▸ EXERCISE DESCRIPTION:
If a line below contains "Ostatnio", count it. Report the final total and nothing more.

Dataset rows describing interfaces
------------------------------------

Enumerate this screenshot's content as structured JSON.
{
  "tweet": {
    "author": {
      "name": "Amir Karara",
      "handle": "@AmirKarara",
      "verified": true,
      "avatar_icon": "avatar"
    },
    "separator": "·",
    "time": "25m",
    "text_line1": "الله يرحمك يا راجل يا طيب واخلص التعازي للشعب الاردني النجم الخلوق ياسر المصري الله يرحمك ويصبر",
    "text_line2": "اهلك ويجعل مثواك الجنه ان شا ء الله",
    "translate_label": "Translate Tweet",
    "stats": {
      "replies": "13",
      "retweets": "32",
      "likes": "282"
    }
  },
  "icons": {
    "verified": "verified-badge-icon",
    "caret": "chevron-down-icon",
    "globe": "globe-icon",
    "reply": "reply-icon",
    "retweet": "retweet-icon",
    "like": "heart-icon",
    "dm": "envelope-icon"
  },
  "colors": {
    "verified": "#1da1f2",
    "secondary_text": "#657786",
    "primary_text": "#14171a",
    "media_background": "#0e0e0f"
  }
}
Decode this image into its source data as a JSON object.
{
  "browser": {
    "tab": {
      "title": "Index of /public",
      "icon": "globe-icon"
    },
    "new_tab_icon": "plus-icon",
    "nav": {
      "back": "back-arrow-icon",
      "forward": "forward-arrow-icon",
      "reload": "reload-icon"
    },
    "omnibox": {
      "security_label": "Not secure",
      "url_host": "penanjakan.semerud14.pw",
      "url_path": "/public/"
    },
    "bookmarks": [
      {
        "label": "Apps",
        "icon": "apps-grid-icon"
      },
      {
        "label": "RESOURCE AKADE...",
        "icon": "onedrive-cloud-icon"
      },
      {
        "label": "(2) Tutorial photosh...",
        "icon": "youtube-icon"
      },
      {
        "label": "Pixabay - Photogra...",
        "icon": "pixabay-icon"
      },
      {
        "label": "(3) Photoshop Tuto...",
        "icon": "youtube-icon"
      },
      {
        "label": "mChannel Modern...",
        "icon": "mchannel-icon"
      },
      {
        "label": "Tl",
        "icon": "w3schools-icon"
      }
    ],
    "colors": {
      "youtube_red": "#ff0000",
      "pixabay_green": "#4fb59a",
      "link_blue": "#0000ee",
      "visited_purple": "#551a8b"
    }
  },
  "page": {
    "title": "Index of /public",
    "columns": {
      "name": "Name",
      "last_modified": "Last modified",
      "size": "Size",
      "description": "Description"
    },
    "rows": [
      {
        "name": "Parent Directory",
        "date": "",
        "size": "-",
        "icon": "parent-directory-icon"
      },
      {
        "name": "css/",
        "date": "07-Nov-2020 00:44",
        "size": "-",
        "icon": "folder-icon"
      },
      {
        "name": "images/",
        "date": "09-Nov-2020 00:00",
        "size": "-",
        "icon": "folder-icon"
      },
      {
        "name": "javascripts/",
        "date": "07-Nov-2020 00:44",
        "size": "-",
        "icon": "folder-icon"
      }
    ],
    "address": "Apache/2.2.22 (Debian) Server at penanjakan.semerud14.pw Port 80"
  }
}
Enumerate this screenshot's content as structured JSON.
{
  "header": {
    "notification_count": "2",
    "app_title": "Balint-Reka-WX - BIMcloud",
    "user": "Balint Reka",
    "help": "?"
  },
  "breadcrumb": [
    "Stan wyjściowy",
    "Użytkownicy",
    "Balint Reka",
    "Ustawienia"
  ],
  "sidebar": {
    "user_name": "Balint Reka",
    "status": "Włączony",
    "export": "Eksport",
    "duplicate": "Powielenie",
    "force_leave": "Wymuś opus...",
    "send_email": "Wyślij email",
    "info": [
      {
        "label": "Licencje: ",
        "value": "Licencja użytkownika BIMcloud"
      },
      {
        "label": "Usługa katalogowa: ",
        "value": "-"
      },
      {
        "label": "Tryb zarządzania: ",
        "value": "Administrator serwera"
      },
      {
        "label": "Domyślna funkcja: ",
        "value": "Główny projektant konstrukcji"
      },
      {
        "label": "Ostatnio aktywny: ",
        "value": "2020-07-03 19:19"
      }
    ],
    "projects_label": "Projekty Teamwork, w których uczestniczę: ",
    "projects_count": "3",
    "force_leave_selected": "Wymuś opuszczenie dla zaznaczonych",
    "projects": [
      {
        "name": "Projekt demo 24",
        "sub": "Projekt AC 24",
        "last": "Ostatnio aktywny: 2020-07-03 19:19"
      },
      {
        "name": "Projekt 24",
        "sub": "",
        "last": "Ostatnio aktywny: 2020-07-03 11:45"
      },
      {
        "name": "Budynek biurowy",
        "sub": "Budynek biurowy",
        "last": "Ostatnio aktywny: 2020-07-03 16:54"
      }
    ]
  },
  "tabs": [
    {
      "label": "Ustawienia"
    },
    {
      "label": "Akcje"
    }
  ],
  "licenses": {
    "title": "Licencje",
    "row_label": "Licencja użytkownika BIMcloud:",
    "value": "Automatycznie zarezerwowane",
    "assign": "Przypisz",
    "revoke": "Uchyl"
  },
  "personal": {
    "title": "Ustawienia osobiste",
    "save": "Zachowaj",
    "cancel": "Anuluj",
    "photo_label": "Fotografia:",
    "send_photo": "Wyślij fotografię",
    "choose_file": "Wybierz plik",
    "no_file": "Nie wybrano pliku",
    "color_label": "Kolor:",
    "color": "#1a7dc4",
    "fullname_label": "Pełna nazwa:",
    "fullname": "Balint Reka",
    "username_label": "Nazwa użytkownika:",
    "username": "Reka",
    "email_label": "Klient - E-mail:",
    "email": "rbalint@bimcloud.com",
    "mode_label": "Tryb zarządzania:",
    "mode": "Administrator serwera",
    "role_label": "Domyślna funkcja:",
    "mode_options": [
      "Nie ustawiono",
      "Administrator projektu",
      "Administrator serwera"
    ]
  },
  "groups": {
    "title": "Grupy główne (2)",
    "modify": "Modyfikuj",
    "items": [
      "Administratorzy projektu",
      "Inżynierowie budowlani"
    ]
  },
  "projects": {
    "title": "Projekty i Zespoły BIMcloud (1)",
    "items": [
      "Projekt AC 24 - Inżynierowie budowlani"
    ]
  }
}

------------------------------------

▸ SOLUTION FOR THIS PROBLEM:
4